Dear Welder Series…
I am building a 89 Chevy c1500 street/drag I am wanting to go with a narrower rear end and do a 4-link set up. I was wondering what 4 link set  up would you recommend for me?

Dear Jon…
Our pro/street rear 4-link can be set up so the bars are parallel for street driving or they can be adjusted to get the instant center that you want for racing. The kit comes with urethane bushed bars. Serious racers use these on the street but change them to rod ends for the track.

Thanks for looking at Welder Series parts for your project.

Paul Horton

Dear Welder Series… 1951 Chev truck rear suspension?

Dear Welder Series…
I have a 1951 Chevrolet truck 1/2 ton putting a 2002 Chevy S10 4×4 Blazer 8.5 ring gear rear w/disc brakes in. I want to use the 4 link system, which one of yours will work easiest and best?

Thank you!

Dear Don…
Don, the decision regarding a parallel or a triangulated rear 4-link is somewhat philosophical. Here is my explanation:

Both kits do a good job of locating the rear end, holding it in place, and letting the suspension work.

The triangulated kit costs less than the parallel kit because a Panhard bar is not required.

 

The parallel kit does require a Panhard kit (about $100.00). The parallel kit is easier to adjust for squaring the rear axle to the frame center line, and centering the frame left-to-right.

The Panhard bar does move the frame left-to-right as the frame goes up and down, but if a straight Panhard bar is installed level, this amount is insignificant (about 1/8″ with a 19″ bar) for normal suspension travel.

I hope this helps you decide. Thanks for looking at Welder Series parts.

Dear Welder Series… parallel vs. triangulated four link

Dear Welder Series…
I have a 1951 Chevrolet truck 1/2 ton putting a 2002 Chevy S10 4×4 Blazer 8.5 ring gear rear w/disc brakes in. I want to use the 4 link system, which one of yours will work easiest and best?

Thank you!

Dear Don…
Don, the decision regarding a parallel or a triangulated rear 4-link (both shown below) is somewhat philosophical. Here is my explanation:

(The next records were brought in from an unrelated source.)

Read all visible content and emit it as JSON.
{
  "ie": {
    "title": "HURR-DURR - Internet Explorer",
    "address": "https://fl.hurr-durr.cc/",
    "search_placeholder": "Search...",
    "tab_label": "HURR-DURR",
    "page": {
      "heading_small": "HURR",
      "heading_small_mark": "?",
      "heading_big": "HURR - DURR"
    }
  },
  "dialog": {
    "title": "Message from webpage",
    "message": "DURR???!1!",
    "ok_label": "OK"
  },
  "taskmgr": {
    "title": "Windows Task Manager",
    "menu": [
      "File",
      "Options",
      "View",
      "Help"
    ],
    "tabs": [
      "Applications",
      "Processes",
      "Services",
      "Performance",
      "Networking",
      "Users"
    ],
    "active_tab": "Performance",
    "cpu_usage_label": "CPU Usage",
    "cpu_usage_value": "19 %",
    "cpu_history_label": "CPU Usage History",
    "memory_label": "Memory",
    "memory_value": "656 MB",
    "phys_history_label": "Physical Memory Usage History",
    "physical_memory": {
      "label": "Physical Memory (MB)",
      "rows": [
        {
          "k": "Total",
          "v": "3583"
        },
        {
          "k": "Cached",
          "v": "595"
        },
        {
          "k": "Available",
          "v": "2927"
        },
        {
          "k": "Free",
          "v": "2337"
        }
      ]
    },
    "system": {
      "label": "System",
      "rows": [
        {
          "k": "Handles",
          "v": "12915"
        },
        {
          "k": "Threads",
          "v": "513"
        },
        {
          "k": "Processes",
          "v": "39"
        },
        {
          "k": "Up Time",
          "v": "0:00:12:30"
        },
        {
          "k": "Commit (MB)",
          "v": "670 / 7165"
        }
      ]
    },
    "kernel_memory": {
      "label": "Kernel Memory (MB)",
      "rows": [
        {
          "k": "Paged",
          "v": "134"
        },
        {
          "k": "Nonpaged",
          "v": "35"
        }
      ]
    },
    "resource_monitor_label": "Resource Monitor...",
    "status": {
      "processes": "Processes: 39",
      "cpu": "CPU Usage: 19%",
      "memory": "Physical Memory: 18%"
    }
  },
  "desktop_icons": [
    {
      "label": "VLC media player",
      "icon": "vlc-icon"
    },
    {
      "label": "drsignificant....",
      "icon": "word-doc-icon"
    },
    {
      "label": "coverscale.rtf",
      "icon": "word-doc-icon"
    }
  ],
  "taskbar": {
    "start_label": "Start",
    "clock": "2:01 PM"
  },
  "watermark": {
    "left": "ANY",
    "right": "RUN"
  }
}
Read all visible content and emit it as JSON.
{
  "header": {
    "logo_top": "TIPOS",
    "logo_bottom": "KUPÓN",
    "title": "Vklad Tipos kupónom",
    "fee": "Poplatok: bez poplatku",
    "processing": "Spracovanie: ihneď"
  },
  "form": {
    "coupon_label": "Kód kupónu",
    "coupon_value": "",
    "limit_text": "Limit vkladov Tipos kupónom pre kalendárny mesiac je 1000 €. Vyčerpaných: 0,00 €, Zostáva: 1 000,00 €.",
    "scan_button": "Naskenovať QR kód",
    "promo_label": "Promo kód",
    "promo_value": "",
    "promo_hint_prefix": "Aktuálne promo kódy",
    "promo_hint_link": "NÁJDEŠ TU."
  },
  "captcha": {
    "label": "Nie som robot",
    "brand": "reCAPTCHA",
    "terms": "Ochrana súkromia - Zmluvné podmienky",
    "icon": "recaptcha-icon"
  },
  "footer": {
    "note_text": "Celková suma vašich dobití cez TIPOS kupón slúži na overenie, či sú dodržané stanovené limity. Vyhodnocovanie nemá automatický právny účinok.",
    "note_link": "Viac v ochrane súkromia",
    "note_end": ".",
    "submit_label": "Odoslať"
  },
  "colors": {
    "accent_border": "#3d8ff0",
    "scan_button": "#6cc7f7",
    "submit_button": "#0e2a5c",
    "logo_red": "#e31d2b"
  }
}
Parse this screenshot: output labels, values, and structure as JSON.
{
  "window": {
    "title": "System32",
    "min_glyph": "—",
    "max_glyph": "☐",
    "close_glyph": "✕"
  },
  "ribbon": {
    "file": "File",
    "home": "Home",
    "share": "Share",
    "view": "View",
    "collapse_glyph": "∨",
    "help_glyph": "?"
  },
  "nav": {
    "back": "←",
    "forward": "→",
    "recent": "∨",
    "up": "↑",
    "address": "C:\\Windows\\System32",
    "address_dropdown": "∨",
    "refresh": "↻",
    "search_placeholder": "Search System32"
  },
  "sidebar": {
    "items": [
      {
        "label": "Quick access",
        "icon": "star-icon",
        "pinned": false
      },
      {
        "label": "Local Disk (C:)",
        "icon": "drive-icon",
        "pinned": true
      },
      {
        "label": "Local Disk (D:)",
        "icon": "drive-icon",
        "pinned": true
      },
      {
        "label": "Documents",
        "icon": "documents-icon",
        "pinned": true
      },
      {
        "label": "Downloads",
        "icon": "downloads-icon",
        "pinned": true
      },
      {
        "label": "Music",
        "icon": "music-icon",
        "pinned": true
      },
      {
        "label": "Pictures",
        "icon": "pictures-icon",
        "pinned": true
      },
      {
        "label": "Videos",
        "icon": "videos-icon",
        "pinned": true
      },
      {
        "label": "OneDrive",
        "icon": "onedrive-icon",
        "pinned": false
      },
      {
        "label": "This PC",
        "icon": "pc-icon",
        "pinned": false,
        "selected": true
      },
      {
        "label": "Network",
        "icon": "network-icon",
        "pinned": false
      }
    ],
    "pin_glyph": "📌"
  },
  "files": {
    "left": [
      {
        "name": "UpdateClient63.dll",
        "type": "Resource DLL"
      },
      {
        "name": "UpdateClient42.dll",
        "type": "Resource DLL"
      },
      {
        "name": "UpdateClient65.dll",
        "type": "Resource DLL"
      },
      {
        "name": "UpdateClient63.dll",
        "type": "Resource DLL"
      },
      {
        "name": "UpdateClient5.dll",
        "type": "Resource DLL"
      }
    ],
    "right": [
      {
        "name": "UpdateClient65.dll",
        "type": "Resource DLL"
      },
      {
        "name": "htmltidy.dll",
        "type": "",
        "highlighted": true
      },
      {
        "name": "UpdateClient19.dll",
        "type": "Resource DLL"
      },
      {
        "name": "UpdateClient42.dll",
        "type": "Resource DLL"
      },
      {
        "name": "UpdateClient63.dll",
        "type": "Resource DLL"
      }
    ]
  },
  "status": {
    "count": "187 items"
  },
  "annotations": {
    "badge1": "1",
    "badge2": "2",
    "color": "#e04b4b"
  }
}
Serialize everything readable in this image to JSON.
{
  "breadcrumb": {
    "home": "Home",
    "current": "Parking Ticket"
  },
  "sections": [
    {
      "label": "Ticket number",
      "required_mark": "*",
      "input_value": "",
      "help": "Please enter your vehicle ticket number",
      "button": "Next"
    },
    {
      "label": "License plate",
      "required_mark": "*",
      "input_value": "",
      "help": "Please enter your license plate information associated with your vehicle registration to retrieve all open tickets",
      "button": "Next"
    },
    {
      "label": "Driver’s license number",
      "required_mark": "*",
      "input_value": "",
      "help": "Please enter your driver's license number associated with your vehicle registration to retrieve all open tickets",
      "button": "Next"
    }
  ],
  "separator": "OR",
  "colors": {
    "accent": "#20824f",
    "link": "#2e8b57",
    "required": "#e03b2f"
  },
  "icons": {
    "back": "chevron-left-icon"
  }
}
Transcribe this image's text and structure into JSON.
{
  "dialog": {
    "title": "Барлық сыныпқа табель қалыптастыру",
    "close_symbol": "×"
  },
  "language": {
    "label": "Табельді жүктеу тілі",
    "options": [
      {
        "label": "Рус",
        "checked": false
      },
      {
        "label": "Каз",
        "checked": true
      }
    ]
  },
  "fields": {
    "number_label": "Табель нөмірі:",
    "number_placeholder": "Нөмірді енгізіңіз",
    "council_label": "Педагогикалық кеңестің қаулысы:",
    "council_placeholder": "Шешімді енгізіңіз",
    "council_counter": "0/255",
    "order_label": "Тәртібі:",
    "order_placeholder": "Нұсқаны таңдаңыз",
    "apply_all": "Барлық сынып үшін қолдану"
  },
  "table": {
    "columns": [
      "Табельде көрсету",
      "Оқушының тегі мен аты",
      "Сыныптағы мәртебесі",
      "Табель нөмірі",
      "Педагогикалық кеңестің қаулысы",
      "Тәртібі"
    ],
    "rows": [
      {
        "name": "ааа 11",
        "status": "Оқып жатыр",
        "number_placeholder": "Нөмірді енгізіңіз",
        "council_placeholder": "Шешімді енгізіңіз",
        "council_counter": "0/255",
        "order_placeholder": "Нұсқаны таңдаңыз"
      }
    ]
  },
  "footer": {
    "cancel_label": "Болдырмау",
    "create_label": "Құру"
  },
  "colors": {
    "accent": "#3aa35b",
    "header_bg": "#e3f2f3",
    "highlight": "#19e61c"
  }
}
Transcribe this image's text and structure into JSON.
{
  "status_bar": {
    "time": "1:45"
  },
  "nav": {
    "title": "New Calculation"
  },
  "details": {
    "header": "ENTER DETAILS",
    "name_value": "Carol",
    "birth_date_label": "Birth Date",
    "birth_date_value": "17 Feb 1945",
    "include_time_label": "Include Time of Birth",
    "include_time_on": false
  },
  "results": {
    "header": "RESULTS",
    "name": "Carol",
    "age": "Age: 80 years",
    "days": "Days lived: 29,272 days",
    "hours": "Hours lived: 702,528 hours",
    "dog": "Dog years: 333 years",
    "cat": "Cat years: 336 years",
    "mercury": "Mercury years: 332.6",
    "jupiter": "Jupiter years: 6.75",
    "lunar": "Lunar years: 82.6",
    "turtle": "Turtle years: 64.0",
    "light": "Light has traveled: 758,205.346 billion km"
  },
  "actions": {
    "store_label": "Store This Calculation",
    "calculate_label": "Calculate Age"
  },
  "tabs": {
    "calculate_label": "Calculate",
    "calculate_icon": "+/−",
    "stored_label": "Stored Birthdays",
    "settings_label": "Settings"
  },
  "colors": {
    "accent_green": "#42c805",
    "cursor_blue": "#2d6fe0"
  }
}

Both kits do a good job of locating the rear end, holding it in place, and letting the suspension work.

The triangulated kit costs less than the parallel kit because a Panhard bar is not required.

The parallel kit does require a Panhard kit (about $100.00). The parallel kit is easier to adjust for squaring the rear axle to the frame center line, and centering the frame left-to-right.

The Panhard bar does move the frame left-to-right as the frame goes up and down, but if a straight Panhard bar is installed level, this amount is insignificant (about 1/8″ with a 19″ bar) for normal suspension travel.

 

I hope this helps you decide. Thanks for looking at Welder Series parts.

Paul Horton